Thomas – Beth Reeves
Learning Objective/Exit Outcomes:
- The students will be able to explain how heat is measured.
- The students will be able use creative movement as a tool that reflects the operation of a thermometer.
- The students will be able to show how temperature affects people.
- The students will be able to work together in small groups to communicate an idea.
Science & Dance
S3P1. Obtain, evaluate, and communicate information about the ways heat energy is
transferred and measured.
ESD3.CR.1 Demonstrate an understanding of the choreographic process.
- Create a sequence of three or more movements utilizing body, space, time, and energy.
Open space around students’ desks
This activity began with an intro of what a Machine is: a Machine has 1) a movement and 2) a sound. Students were led to brainstorm about machines that they knew already (washing machine, vending machine, etc.) One of these examples was used to create a class example, while highlighting that machines use SEQUENCE and ORDER. To create this machine, each student had their own movement and sound as an individual part of the machine.
After students were introduced to the activity, the teacher told students they would be building “Temperature Machines.” The teacher sectioned students into groups of 3- 5 stationed throughout the room. After discussing temperature and thermometer, the teacher assigned each group a particular time of day, year, and month. The group must create a machine that shows how a person who is affected by the season (weather), on a person who reflects the particular weather, the remaining students represent how the thermometer is affected. The other students in the room must guess what time of year or season that is taking place based off of the creative movement that is taking place.

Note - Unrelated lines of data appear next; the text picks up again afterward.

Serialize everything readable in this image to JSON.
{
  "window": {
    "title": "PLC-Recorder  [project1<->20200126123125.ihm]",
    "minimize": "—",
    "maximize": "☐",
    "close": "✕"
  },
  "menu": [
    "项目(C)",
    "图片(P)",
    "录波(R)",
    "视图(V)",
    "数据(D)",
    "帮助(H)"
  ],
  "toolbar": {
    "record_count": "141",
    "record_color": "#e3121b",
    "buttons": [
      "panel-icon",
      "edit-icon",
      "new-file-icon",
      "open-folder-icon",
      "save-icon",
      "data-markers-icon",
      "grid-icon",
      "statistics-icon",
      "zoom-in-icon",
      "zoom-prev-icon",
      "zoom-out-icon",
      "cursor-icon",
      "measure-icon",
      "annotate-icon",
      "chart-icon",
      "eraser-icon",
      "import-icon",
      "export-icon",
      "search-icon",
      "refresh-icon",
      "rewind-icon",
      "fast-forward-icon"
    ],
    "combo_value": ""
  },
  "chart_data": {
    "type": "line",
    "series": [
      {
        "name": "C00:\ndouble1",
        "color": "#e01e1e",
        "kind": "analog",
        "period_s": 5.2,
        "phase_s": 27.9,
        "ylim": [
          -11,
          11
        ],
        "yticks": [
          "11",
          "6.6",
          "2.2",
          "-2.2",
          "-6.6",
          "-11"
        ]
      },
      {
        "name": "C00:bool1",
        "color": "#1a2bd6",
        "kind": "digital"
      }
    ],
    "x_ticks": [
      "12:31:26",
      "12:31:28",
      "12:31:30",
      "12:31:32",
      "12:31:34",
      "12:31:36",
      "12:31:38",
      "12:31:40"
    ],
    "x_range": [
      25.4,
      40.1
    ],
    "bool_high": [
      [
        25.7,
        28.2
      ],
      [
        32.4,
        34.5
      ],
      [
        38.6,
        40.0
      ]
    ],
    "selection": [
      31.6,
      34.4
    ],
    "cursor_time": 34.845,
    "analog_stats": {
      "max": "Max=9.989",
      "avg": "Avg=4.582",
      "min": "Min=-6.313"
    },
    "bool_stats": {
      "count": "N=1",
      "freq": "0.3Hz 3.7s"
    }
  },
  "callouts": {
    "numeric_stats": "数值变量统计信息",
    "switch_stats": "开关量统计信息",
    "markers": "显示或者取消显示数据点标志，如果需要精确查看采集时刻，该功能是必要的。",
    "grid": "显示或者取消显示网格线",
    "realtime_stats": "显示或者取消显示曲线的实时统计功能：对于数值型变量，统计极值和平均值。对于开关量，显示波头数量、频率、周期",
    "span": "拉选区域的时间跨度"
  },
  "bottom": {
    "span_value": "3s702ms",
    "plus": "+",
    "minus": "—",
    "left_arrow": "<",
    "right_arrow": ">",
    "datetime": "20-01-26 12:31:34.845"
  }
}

It is important to specifically assign what student will carry which role in the machine. Students may need to begin sitting at a table with basic sound, while the thought of creating a movement piece might be intimidating to some.